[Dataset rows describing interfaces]
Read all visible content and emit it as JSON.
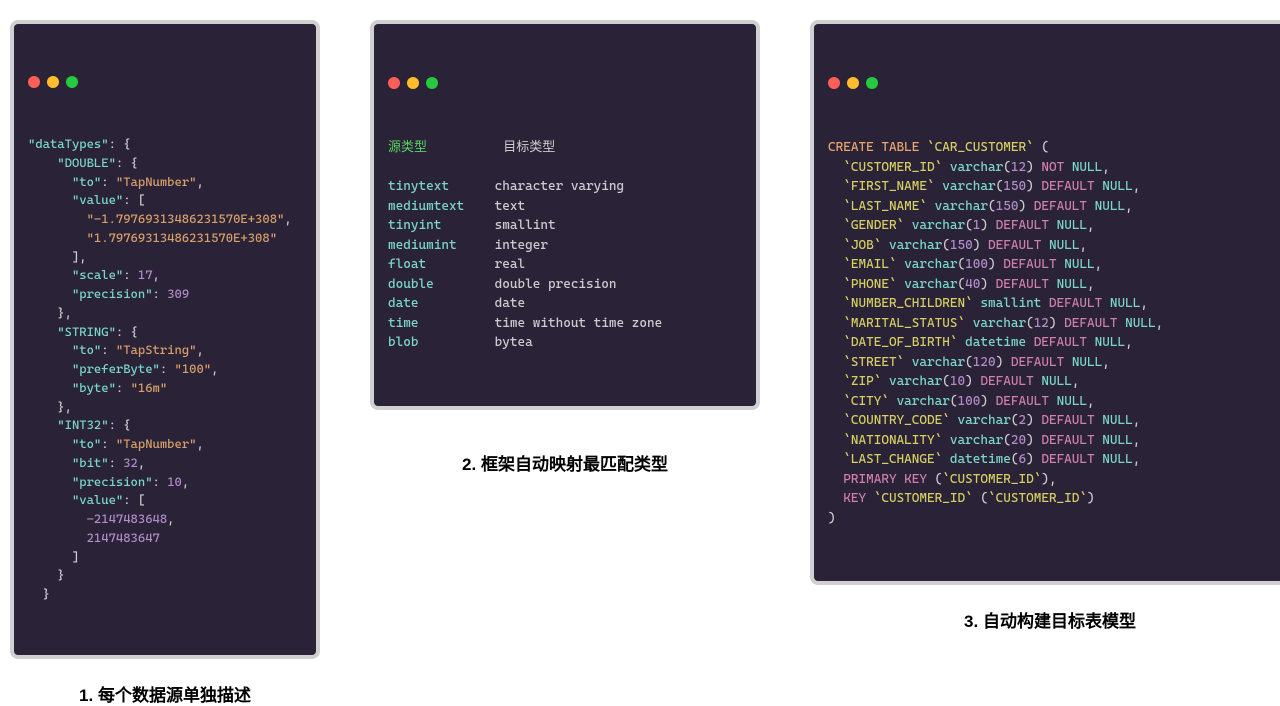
{
  "captions": {
    "left": "1. 每个数据源单独描述",
    "mid": "2. 框架自动映射最匹配类型",
    "right": "3. 自动构建目标表模型"
  },
  "panel1": {
    "root_key": "dataTypes",
    "types": {
      "DOUBLE": {
        "to": "TapNumber",
        "value": [
          "-1.79769313486231570E+308",
          "1.79769313486231570E+308"
        ],
        "scale": 17,
        "precision": 309
      },
      "STRING": {
        "to": "TapString",
        "preferByte": "100",
        "byte": "16m"
      },
      "INT32": {
        "to": "TapNumber",
        "bit": 32,
        "precision": 10,
        "value": [
          -2147483648,
          2147483647
        ]
      }
    }
  },
  "panel2": {
    "header_src": "源类型",
    "header_tgt": "目标类型",
    "rows": [
      {
        "src": "tinytext",
        "tgt": "character varying"
      },
      {
        "src": "mediumtext",
        "tgt": "text"
      },
      {
        "src": "tinyint",
        "tgt": "smallint"
      },
      {
        "src": "mediumint",
        "tgt": "integer"
      },
      {
        "src": "float",
        "tgt": "real"
      },
      {
        "src": "double",
        "tgt": "double precision"
      },
      {
        "src": "date",
        "tgt": "date"
      },
      {
        "src": "time",
        "tgt": "time without time zone"
      },
      {
        "src": "blob",
        "tgt": "bytea"
      }
    ]
  },
  "panel3": {
    "create": "CREATE TABLE",
    "table": "CAR_CUSTOMER",
    "cols": [
      {
        "name": "CUSTOMER_ID",
        "type": "varchar",
        "len": 12,
        "constraint": "NOT NULL"
      },
      {
        "name": "FIRST_NAME",
        "type": "varchar",
        "len": 150,
        "constraint": "DEFAULT NULL"
      },
      {
        "name": "LAST_NAME",
        "type": "varchar",
        "len": 150,
        "constraint": "DEFAULT NULL"
      },
      {
        "name": "GENDER",
        "type": "varchar",
        "len": 1,
        "constraint": "DEFAULT NULL"
      },
      {
        "name": "JOB",
        "type": "varchar",
        "len": 150,
        "constraint": "DEFAULT NULL"
      },
      {
        "name": "EMAIL",
        "type": "varchar",
        "len": 100,
        "constraint": "DEFAULT NULL"
      },
      {
        "name": "PHONE",
        "type": "varchar",
        "len": 40,
        "constraint": "DEFAULT NULL"
      },
      {
        "name": "NUMBER_CHILDREN",
        "type": "smallint",
        "len": null,
        "constraint": "DEFAULT NULL"
      },
      {
        "name": "MARITAL_STATUS",
        "type": "varchar",
        "len": 12,
        "constraint": "DEFAULT NULL"
      },
      {
        "name": "DATE_OF_BIRTH",
        "type": "datetime",
        "len": null,
        "constraint": "DEFAULT NULL"
      },
      {
        "name": "STREET",
        "type": "varchar",
        "len": 120,
        "constraint": "DEFAULT NULL"
      },
      {
        "name": "ZIP",
        "type": "varchar",
        "len": 10,
        "constraint": "DEFAULT NULL"
      },
      {
        "name": "CITY",
        "type": "varchar",
        "len": 100,
        "constraint": "DEFAULT NULL"
      },
      {
        "name": "COUNTRY_CODE",
        "type": "varchar",
        "len": 2,
        "constraint": "DEFAULT NULL"
      },
      {
        "name": "NATIONALITY",
        "type": "varchar",
        "len": 20,
        "constraint": "DEFAULT NULL"
      },
      {
        "name": "LAST_CHANGE",
        "type": "datetime",
        "len": 6,
        "constraint": "DEFAULT NULL"
      }
    ],
    "pk": "CUSTOMER_ID",
    "key_name": "CUSTOMER_ID",
    "key_col": "CUSTOMER_ID"
  }
}
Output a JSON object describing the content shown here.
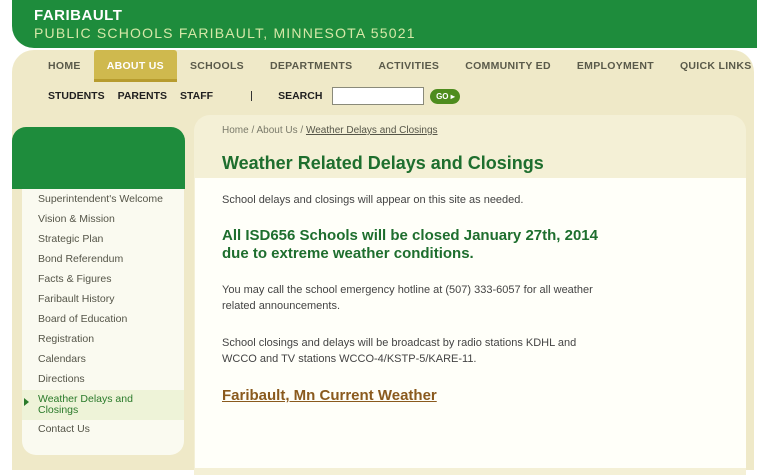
{
  "header": {
    "name": "FARIBAULT",
    "subtitle": "PUBLIC SCHOOLS FARIBAULT, MINNESOTA  55021"
  },
  "nav": {
    "items": [
      {
        "label": "HOME"
      },
      {
        "label": "ABOUT US"
      },
      {
        "label": "SCHOOLS"
      },
      {
        "label": "DEPARTMENTS"
      },
      {
        "label": "ACTIVITIES"
      },
      {
        "label": "COMMUNITY ED"
      },
      {
        "label": "EMPLOYMENT"
      },
      {
        "label": "QUICK LINKS"
      }
    ],
    "active": "ABOUT US"
  },
  "subnav": {
    "links": [
      "STUDENTS",
      "PARENTS",
      "STAFF"
    ],
    "separator": "|",
    "search_label": "SEARCH",
    "search_value": "",
    "go_label": "GO ▸"
  },
  "sidebar": {
    "items": [
      "Superintendent's Welcome",
      "Vision & Mission",
      "Strategic Plan",
      "Bond Referendum",
      "Facts & Figures",
      "Faribault History",
      "Board of Education",
      "Registration",
      "Calendars",
      "Directions",
      "Weather Delays and Closings",
      "Contact Us"
    ],
    "active_label_line1": "Weather Delays and",
    "active_label_line2": "Closings"
  },
  "breadcrumb": {
    "home": "Home",
    "about": "About Us",
    "sep": " / ",
    "current": "Weather Delays and Closings"
  },
  "content": {
    "title": "Weather Related Delays and Closings",
    "intro": "School delays and closings will appear on this site as needed.",
    "alert_line1": "All ISD656 Schools will be closed January 27th, 2014",
    "alert_line2": "due to extreme weather conditions.",
    "hotline_line1": "You may call the school emergency hotline at (507) 333-6057 for all weather",
    "hotline_line2": "related announcements.",
    "broadcast_line1": "School closings and delays will be broadcast by radio stations KDHL and",
    "broadcast_line2": "WCCO and TV stations WCCO-4/KSTP-5/KARE-11.",
    "weather_link": "Faribault, Mn Current Weather"
  },
  "colors": {
    "brand_green": "#1e8c3c",
    "accent_gold": "#cfb94e",
    "link_brown": "#8a5a1e"
  }
}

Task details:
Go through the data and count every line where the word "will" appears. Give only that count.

Exercise solution:
3